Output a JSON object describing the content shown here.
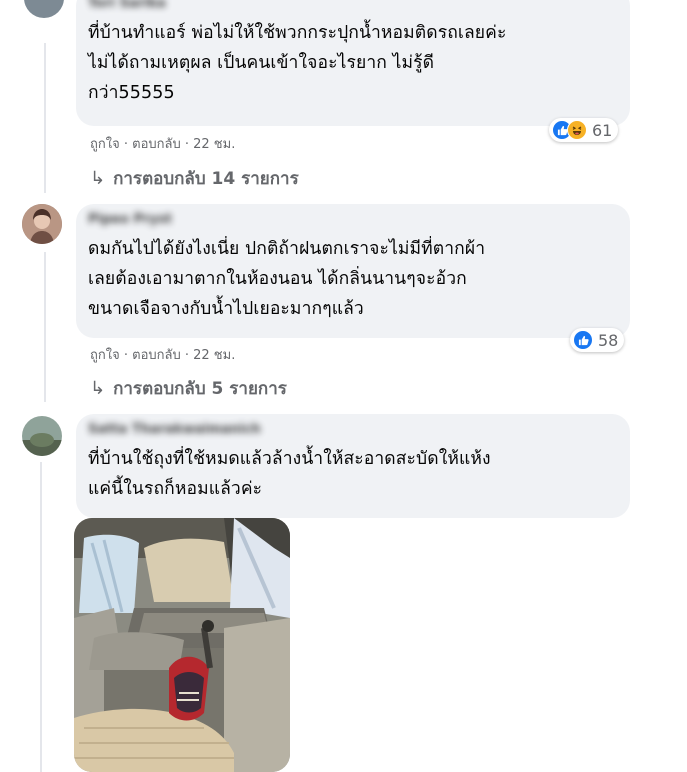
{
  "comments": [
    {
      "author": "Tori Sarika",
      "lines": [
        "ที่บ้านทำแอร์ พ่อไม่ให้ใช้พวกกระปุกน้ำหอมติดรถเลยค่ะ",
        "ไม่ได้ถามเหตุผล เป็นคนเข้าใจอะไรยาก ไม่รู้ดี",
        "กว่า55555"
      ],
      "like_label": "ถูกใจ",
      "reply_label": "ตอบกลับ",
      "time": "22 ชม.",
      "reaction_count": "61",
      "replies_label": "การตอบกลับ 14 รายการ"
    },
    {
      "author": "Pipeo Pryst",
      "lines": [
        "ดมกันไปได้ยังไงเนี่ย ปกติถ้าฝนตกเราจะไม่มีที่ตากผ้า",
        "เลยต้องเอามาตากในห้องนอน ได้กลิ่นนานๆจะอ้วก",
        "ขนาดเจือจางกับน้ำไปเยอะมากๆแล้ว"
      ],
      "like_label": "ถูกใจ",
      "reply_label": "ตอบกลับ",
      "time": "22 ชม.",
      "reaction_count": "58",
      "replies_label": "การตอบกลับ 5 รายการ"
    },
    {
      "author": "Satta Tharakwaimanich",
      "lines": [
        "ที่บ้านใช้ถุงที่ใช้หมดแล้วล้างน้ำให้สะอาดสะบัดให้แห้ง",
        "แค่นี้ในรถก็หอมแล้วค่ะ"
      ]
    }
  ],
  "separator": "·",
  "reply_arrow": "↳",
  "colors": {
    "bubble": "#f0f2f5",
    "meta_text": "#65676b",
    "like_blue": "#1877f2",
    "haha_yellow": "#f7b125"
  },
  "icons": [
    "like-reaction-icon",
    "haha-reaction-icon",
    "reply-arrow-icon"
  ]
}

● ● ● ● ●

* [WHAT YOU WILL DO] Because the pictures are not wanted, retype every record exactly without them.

* [ANSWER TO THIS EXERCISE]
Output a JSON object describing the content shown here.
{
  "comments": [
    {
      "author": "Tori Sarika",
      "lines": [
        "ที่บ้านทำแอร์ พ่อไม่ให้ใช้พวกกระปุกน้ำหอมติดรถเลยค่ะ",
        "ไม่ได้ถามเหตุผล เป็นคนเข้าใจอะไรยาก ไม่รู้ดี",
        "กว่า55555"
      ],
      "like_label": "ถูกใจ",
      "reply_label": "ตอบกลับ",
      "time": "22 ชม.",
      "reaction_count": "61",
      "replies_label": "การตอบกลับ 14 รายการ"
    },
    {
      "author": "Pipeo Pryst",
      "lines": [
        "ดมกันไปได้ยังไงเนี่ย ปกติถ้าฝนตกเราจะไม่มีที่ตากผ้า",
        "เลยต้องเอามาตากในห้องนอน ได้กลิ่นนานๆจะอ้วก",
        "ขนาดเจือจางกับน้ำไปเยอะมากๆแล้ว"
      ],
      "like_label": "ถูกใจ",
      "reply_label": "ตอบกลับ",
      "time": "22 ชม.",
      "reaction_count": "58",
      "replies_label": "การตอบกลับ 5 รายการ"
    },
    {
      "author": "Satta Tharakwaimanich",
      "lines": [
        "ที่บ้านใช้ถุงที่ใช้หมดแล้วล้างน้ำให้สะอาดสะบัดให้แห้ง",
        "แค่นี้ในรถก็หอมแล้วค่ะ"
      ]
    }
  ],
  "separator": "·",
  "reply_arrow": "↳",
  "colors": {
    "bubble": "#f0f2f5",
    "meta_text": "#65676b",
    "like_blue": "#1877f2",
    "haha_yellow": "#f7b125"
  },
  "icons": [
    "like-reaction-icon",
    "haha-reaction-icon",
    "reply-arrow-icon"
  ]
}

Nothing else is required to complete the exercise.